(Dataset rows for apps and sites)
:::::

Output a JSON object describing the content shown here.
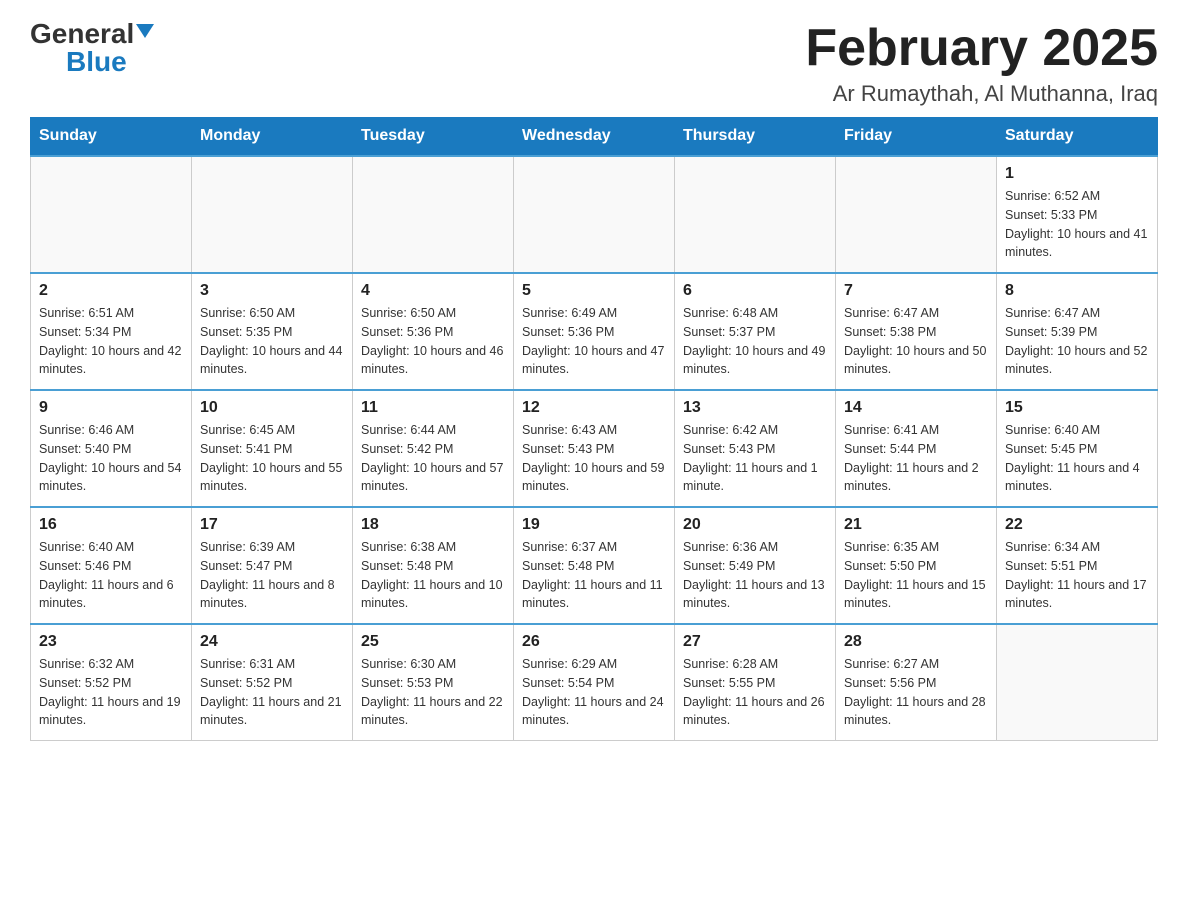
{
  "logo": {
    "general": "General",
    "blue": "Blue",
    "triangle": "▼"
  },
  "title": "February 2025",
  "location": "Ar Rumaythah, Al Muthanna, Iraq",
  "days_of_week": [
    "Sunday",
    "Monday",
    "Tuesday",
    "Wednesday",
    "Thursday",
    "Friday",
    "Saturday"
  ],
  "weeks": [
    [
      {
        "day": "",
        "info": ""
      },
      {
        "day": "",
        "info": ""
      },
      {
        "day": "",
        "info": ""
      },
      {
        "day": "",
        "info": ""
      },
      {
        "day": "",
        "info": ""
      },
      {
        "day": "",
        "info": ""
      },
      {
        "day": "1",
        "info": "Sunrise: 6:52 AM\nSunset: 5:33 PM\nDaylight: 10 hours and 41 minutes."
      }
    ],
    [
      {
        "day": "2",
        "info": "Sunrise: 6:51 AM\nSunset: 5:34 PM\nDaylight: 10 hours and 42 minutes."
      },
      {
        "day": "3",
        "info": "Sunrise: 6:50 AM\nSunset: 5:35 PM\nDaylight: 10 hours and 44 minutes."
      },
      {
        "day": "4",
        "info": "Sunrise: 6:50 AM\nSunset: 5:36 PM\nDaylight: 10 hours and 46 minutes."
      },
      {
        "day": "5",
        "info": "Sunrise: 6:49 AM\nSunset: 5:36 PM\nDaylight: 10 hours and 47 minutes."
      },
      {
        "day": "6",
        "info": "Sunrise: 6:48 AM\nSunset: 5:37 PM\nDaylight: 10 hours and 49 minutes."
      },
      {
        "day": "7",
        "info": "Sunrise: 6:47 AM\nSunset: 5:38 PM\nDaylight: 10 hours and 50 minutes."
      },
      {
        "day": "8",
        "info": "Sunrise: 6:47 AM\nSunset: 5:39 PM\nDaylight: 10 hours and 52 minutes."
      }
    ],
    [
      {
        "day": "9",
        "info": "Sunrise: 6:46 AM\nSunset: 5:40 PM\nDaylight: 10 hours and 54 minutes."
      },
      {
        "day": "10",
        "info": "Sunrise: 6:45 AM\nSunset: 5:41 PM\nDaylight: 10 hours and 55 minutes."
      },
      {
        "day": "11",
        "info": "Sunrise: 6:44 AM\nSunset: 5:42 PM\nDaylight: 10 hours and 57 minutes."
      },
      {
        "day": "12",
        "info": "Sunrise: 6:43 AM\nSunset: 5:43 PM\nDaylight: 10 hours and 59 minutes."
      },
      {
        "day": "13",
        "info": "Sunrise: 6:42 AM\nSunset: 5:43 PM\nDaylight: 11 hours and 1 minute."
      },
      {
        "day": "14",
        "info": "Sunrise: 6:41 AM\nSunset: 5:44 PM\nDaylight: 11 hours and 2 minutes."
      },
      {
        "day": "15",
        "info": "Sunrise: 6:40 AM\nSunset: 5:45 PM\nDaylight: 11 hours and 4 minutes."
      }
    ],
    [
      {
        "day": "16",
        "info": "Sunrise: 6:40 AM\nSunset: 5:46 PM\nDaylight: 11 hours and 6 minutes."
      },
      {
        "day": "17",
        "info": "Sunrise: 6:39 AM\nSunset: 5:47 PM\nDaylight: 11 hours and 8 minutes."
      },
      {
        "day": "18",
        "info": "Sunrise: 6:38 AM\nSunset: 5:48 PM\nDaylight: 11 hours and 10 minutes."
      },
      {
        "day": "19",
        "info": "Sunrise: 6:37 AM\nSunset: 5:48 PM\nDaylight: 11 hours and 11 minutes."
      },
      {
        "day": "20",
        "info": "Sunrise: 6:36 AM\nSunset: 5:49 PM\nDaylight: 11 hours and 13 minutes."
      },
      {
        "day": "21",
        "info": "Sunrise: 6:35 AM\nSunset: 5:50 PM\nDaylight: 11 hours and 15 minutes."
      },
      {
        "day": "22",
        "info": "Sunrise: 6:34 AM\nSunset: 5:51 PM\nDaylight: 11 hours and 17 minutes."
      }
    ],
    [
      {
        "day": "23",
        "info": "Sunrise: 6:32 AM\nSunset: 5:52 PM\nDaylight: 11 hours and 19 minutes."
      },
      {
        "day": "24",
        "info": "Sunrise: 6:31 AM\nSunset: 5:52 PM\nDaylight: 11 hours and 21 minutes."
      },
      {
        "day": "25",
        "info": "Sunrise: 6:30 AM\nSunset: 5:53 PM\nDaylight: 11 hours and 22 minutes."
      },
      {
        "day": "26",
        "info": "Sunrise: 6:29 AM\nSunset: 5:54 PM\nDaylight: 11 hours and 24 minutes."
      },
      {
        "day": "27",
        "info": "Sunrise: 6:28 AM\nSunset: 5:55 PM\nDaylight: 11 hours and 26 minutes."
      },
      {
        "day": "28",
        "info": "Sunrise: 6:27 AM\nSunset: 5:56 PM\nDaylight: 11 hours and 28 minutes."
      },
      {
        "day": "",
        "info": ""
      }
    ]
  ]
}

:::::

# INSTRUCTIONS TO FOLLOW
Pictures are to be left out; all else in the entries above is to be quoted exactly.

# SOLUTION TO THE PROBLEM
Output a JSON object describing the content shown here.
{
  "logo": {
    "general": "General",
    "blue": "Blue",
    "triangle": "▼"
  },
  "title": "February 2025",
  "location": "Ar Rumaythah, Al Muthanna, Iraq",
  "days_of_week": [
    "Sunday",
    "Monday",
    "Tuesday",
    "Wednesday",
    "Thursday",
    "Friday",
    "Saturday"
  ],
  "weeks": [
    [
      {
        "day": "",
        "info": ""
      },
      {
        "day": "",
        "info": ""
      },
      {
        "day": "",
        "info": ""
      },
      {
        "day": "",
        "info": ""
      },
      {
        "day": "",
        "info": ""
      },
      {
        "day": "",
        "info": ""
      },
      {
        "day": "1",
        "info": "Sunrise: 6:52 AM\nSunset: 5:33 PM\nDaylight: 10 hours and 41 minutes."
      }
    ],
    [
      {
        "day": "2",
        "info": "Sunrise: 6:51 AM\nSunset: 5:34 PM\nDaylight: 10 hours and 42 minutes."
      },
      {
        "day": "3",
        "info": "Sunrise: 6:50 AM\nSunset: 5:35 PM\nDaylight: 10 hours and 44 minutes."
      },
      {
        "day": "4",
        "info": "Sunrise: 6:50 AM\nSunset: 5:36 PM\nDaylight: 10 hours and 46 minutes."
      },
      {
        "day": "5",
        "info": "Sunrise: 6:49 AM\nSunset: 5:36 PM\nDaylight: 10 hours and 47 minutes."
      },
      {
        "day": "6",
        "info": "Sunrise: 6:48 AM\nSunset: 5:37 PM\nDaylight: 10 hours and 49 minutes."
      },
      {
        "day": "7",
        "info": "Sunrise: 6:47 AM\nSunset: 5:38 PM\nDaylight: 10 hours and 50 minutes."
      },
      {
        "day": "8",
        "info": "Sunrise: 6:47 AM\nSunset: 5:39 PM\nDaylight: 10 hours and 52 minutes."
      }
    ],
    [
      {
        "day": "9",
        "info": "Sunrise: 6:46 AM\nSunset: 5:40 PM\nDaylight: 10 hours and 54 minutes."
      },
      {
        "day": "10",
        "info": "Sunrise: 6:45 AM\nSunset: 5:41 PM\nDaylight: 10 hours and 55 minutes."
      },
      {
        "day": "11",
        "info": "Sunrise: 6:44 AM\nSunset: 5:42 PM\nDaylight: 10 hours and 57 minutes."
      },
      {
        "day": "12",
        "info": "Sunrise: 6:43 AM\nSunset: 5:43 PM\nDaylight: 10 hours and 59 minutes."
      },
      {
        "day": "13",
        "info": "Sunrise: 6:42 AM\nSunset: 5:43 PM\nDaylight: 11 hours and 1 minute."
      },
      {
        "day": "14",
        "info": "Sunrise: 6:41 AM\nSunset: 5:44 PM\nDaylight: 11 hours and 2 minutes."
      },
      {
        "day": "15",
        "info": "Sunrise: 6:40 AM\nSunset: 5:45 PM\nDaylight: 11 hours and 4 minutes."
      }
    ],
    [
      {
        "day": "16",
        "info": "Sunrise: 6:40 AM\nSunset: 5:46 PM\nDaylight: 11 hours and 6 minutes."
      },
      {
        "day": "17",
        "info": "Sunrise: 6:39 AM\nSunset: 5:47 PM\nDaylight: 11 hours and 8 minutes."
      },
      {
        "day": "18",
        "info": "Sunrise: 6:38 AM\nSunset: 5:48 PM\nDaylight: 11 hours and 10 minutes."
      },
      {
        "day": "19",
        "info": "Sunrise: 6:37 AM\nSunset: 5:48 PM\nDaylight: 11 hours and 11 minutes."
      },
      {
        "day": "20",
        "info": "Sunrise: 6:36 AM\nSunset: 5:49 PM\nDaylight: 11 hours and 13 minutes."
      },
      {
        "day": "21",
        "info": "Sunrise: 6:35 AM\nSunset: 5:50 PM\nDaylight: 11 hours and 15 minutes."
      },
      {
        "day": "22",
        "info": "Sunrise: 6:34 AM\nSunset: 5:51 PM\nDaylight: 11 hours and 17 minutes."
      }
    ],
    [
      {
        "day": "23",
        "info": "Sunrise: 6:32 AM\nSunset: 5:52 PM\nDaylight: 11 hours and 19 minutes."
      },
      {
        "day": "24",
        "info": "Sunrise: 6:31 AM\nSunset: 5:52 PM\nDaylight: 11 hours and 21 minutes."
      },
      {
        "day": "25",
        "info": "Sunrise: 6:30 AM\nSunset: 5:53 PM\nDaylight: 11 hours and 22 minutes."
      },
      {
        "day": "26",
        "info": "Sunrise: 6:29 AM\nSunset: 5:54 PM\nDaylight: 11 hours and 24 minutes."
      },
      {
        "day": "27",
        "info": "Sunrise: 6:28 AM\nSunset: 5:55 PM\nDaylight: 11 hours and 26 minutes."
      },
      {
        "day": "28",
        "info": "Sunrise: 6:27 AM\nSunset: 5:56 PM\nDaylight: 11 hours and 28 minutes."
      },
      {
        "day": "",
        "info": ""
      }
    ]
  ]
}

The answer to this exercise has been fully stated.